January 1st officially became the first day of a new year in 46 B.C. when Julius Caesar established the Julian calendar. This has allowed ample time for celebration traditions to develop and perhaps explains why so many are based on superstitions.
A German New Year tradition is to attempt to tell the future by dropping molten lead into cold water. A heart or ring shape indicates a wedding; a ship means a journey; and a pig is a sign of plenty of food in the year ahead. Leaving a bit of every food eaten on New Year’s Eve on your plate until after midnight is another custom to ensure a well-stocked pantry.
In England, the practice of "first-footing" is important. To ensure good luck for the inhabitants of a house, the first person to enter on New Year's Day should be a young, healthy and good-looking male with dark-hair. He should carry a small piece of coal, money, bread and salt, symbolizing wealth. Women and people with blonde or red hair are considered unlucky "first-footers."

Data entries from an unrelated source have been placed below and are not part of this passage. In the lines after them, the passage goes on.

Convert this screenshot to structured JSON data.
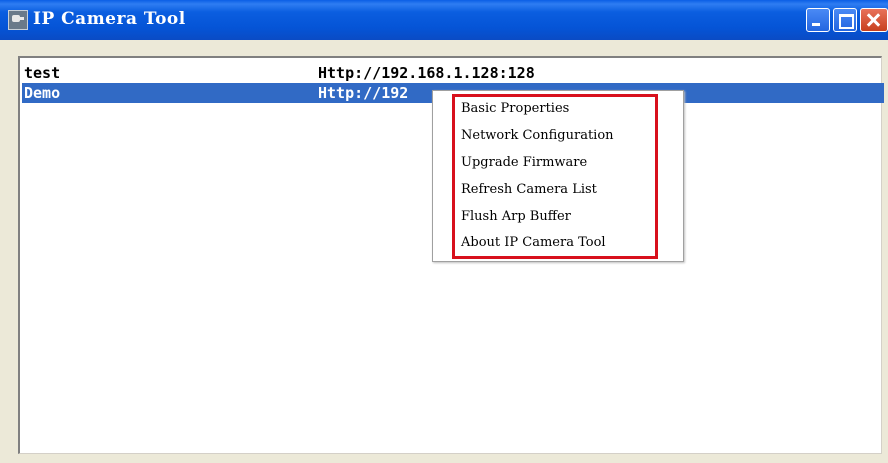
{
  "window": {
    "title": "IP Camera Tool",
    "title_icon": "camera-icon"
  },
  "titlebar_buttons": {
    "minimize": "minimize-icon",
    "maximize": "maximize-icon",
    "close": "close-icon"
  },
  "cameras": [
    {
      "name": "test",
      "url": "Http://192.168.1.128:128",
      "selected": false
    },
    {
      "name": "Demo",
      "url": "Http://192",
      "selected": true
    }
  ],
  "context_menu": {
    "items": [
      "Basic Properties",
      "Network Configuration",
      "Upgrade Firmware",
      "Refresh Camera List",
      "Flush Arp Buffer",
      "About IP Camera Tool"
    ]
  },
  "colors": {
    "selection": "#316ac5",
    "highlight_box": "#d8101c",
    "titlebar": "#0554d6"
  }
}
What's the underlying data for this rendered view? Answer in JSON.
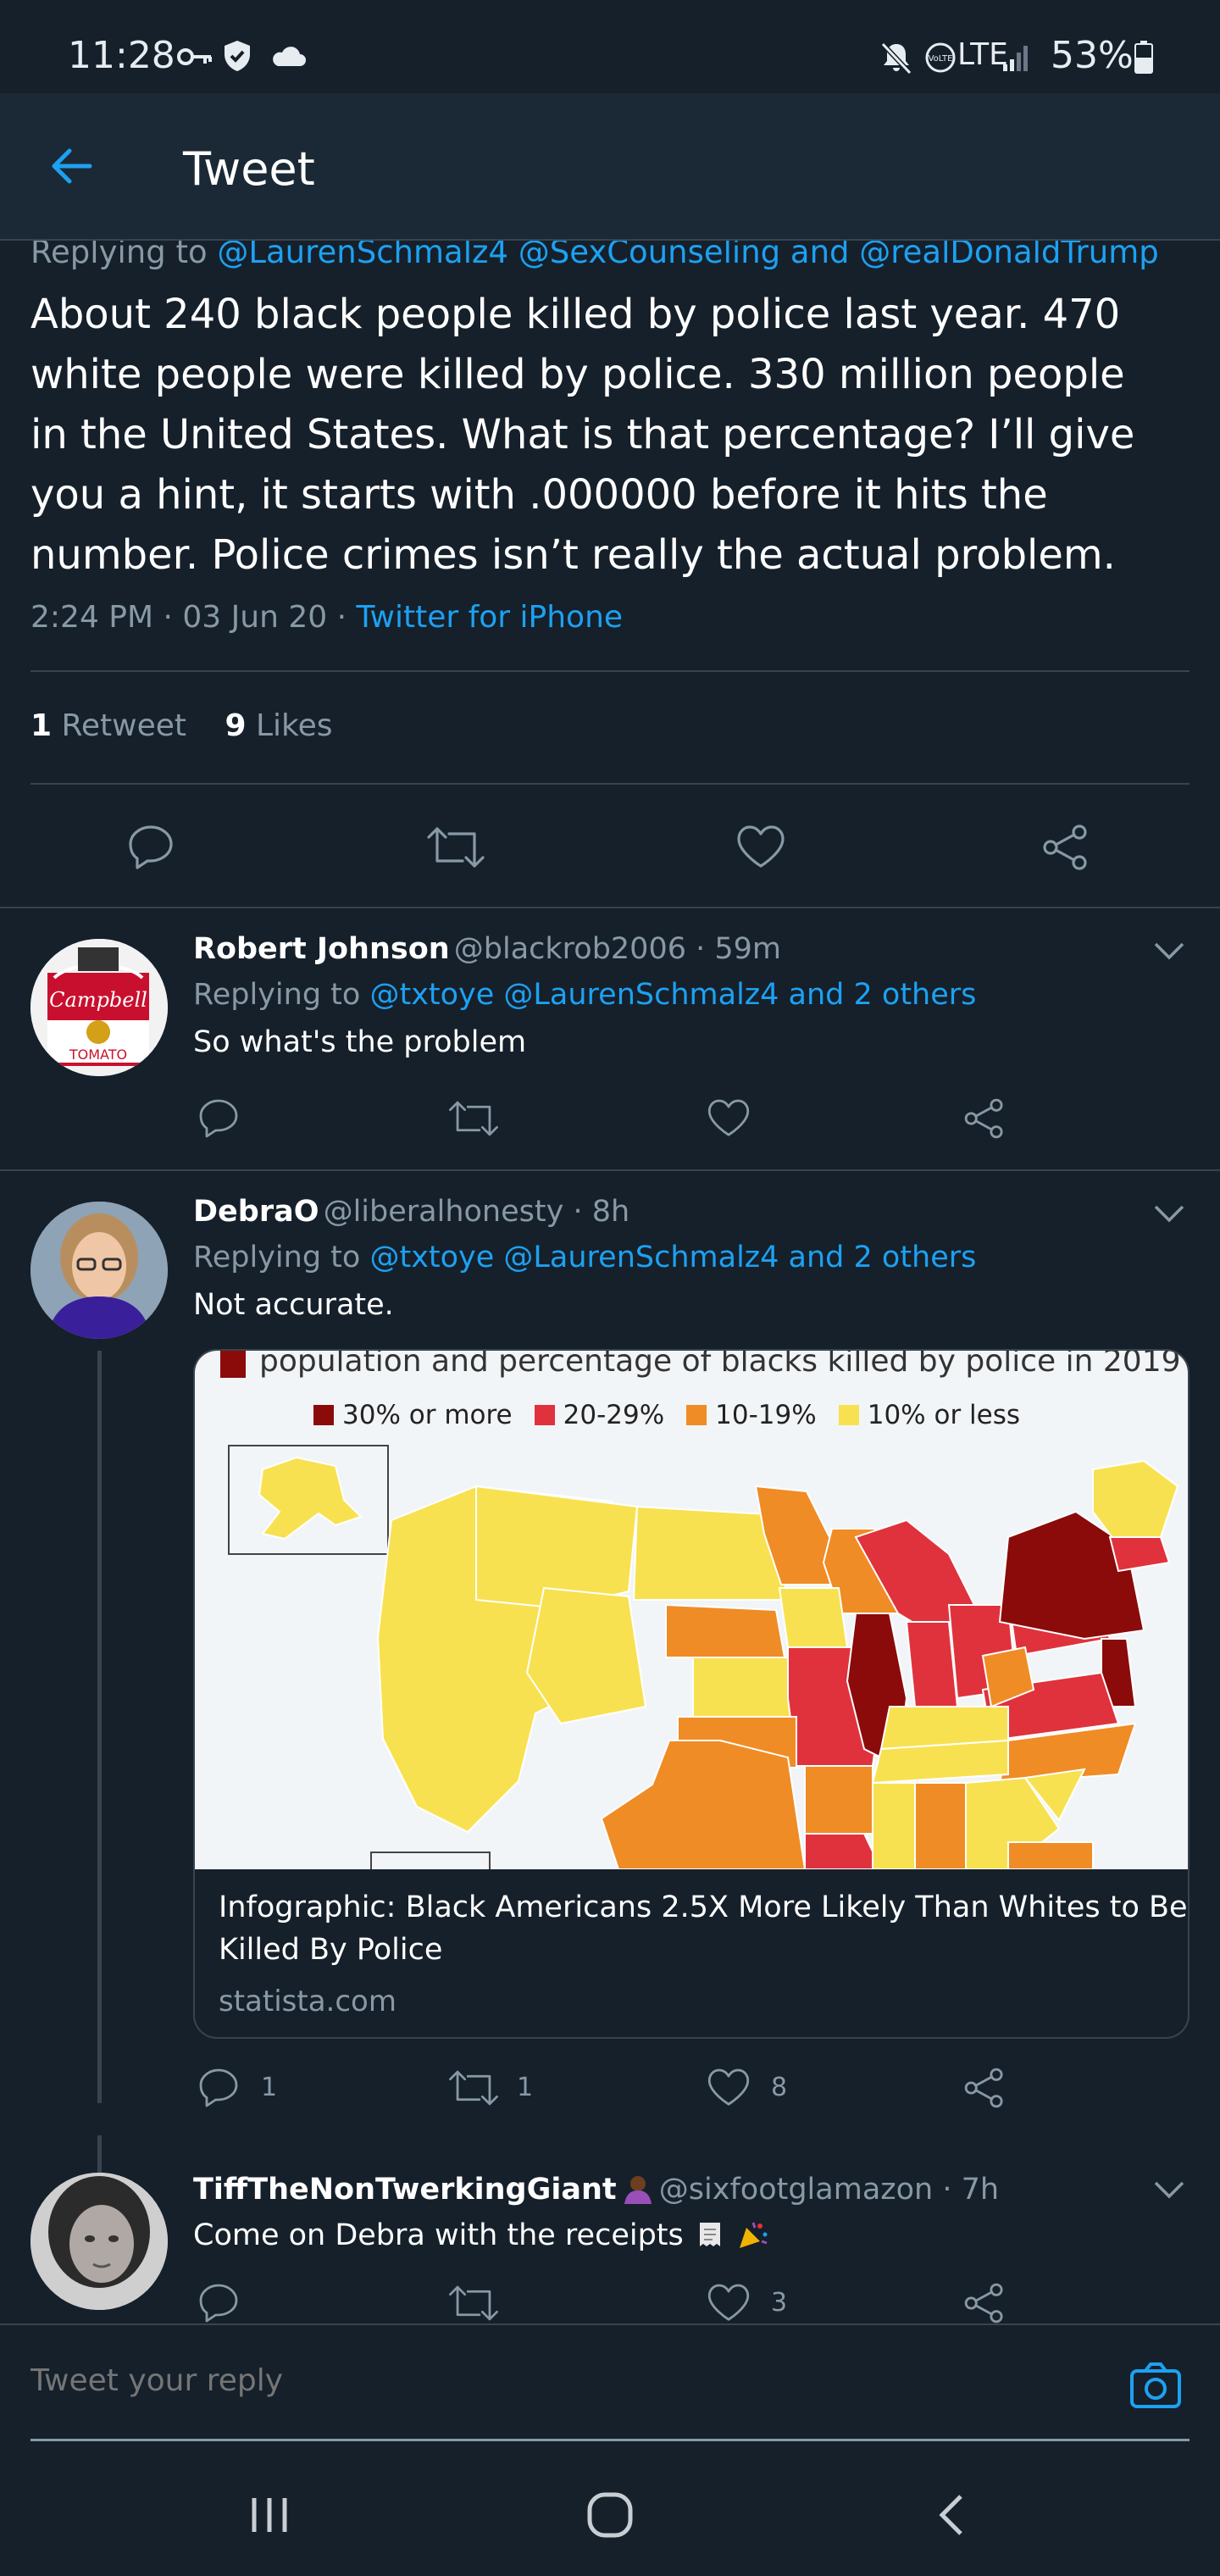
{
  "status_bar": {
    "time": "11:28",
    "network": "LTE",
    "battery": "53%"
  },
  "header": {
    "title": "Tweet"
  },
  "main_tweet": {
    "replying_prefix": "Replying to",
    "replying_handles": "@LaurenSchmalz4 @SexCounseling and @realDonaldTrump",
    "lines": [
      "About 240 black people killed by police last year. 470",
      "white people were killed by police. 330 million people",
      "in the United States.  What is that percentage? I’ll give",
      "you a hint, it starts with .000000 before it hits the",
      "number.  Police crimes isn’t really the actual problem."
    ],
    "time": "2:24 PM · 03 Jun 20 ·",
    "source": "Twitter for iPhone",
    "retweets_count": "1",
    "retweets_label": "Retweet",
    "likes_count": "9",
    "likes_label": "Likes"
  },
  "replies": [
    {
      "name": "Robert Johnson",
      "handle": "@blackrob2006 · 59m",
      "replying_prefix": "Replying to",
      "replying_handles": "@txtoye @LaurenSchmalz4 and 2 others",
      "text": "So what's the problem"
    },
    {
      "name": "DebraO",
      "handle": "@liberalhonesty · 8h",
      "replying_prefix": "Replying to",
      "replying_handles": "@txtoye @LaurenSchmalz4 and 2 others",
      "text": "Not accurate.",
      "card": {
        "image_title": "population and percentage of blacks killed by police in 2019",
        "legend": [
          {
            "label": "30% or more",
            "color": "#8b0a0a"
          },
          {
            "label": "20-29%",
            "color": "#e0323c"
          },
          {
            "label": "10-19%",
            "color": "#ef8c26"
          },
          {
            "label": "10% or less",
            "color": "#f8e150"
          }
        ],
        "headline_1": "Infographic: Black Americans 2.5X More Likely Than Whites to Be",
        "headline_2": "Killed By Police",
        "domain": "statista.com"
      },
      "reply_count": "1",
      "retweet_count": "1",
      "like_count": "8"
    },
    {
      "name": "TiffTheNonTwerkingGiant",
      "handle": "@sixfootglamazon · 7h",
      "text": "Come on Debra with the receipts",
      "like_count": "3"
    }
  ],
  "composer": {
    "placeholder": "Tweet your reply"
  },
  "colors": {
    "background": "#15202b",
    "accent": "#1da1f2",
    "muted": "#8899a6",
    "border": "#38444d"
  }
}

In Spain people eat twelve grapes from a bunch just as the clock strikes twelve on New Year's Eve to ensure twelve happy months in the coming year.
In Scandinavian rice pudding is considered a lucky dish. It is usually prepared with a hidden almond placed in the serving bowl. Who ever ends up with the almond in his or her serving is believed to be doubly blessed with good fortune in the coming year.
Here in the U.S, we incorporate many of the traditions from around the world plus adding a few of our own in the observance of New Year. Kissing a loved one at midnight ensures another happy year with that person. Eating black eye peas on New Years brings luck. Horns and noise makers at midnight chase evil spirits away. Opening a door or window at midnight allows the old year to escape unimpeded.
Do you ring in the New Year by observing the standard customs, new family traditions, both, or neither?
By the way, I read that for authors to have a successful year they should write one chapter of a book on New Years Day. However, working or writing too much can be bad omen, so don’t over do it.
However you celebrate, I hope 2009 brings you good health, happiness and prosperity.
Thanks for stopping by.
Tags: Francis Bacon, Caesar, Julian calendar, first-footing, New Year traditions, superstitions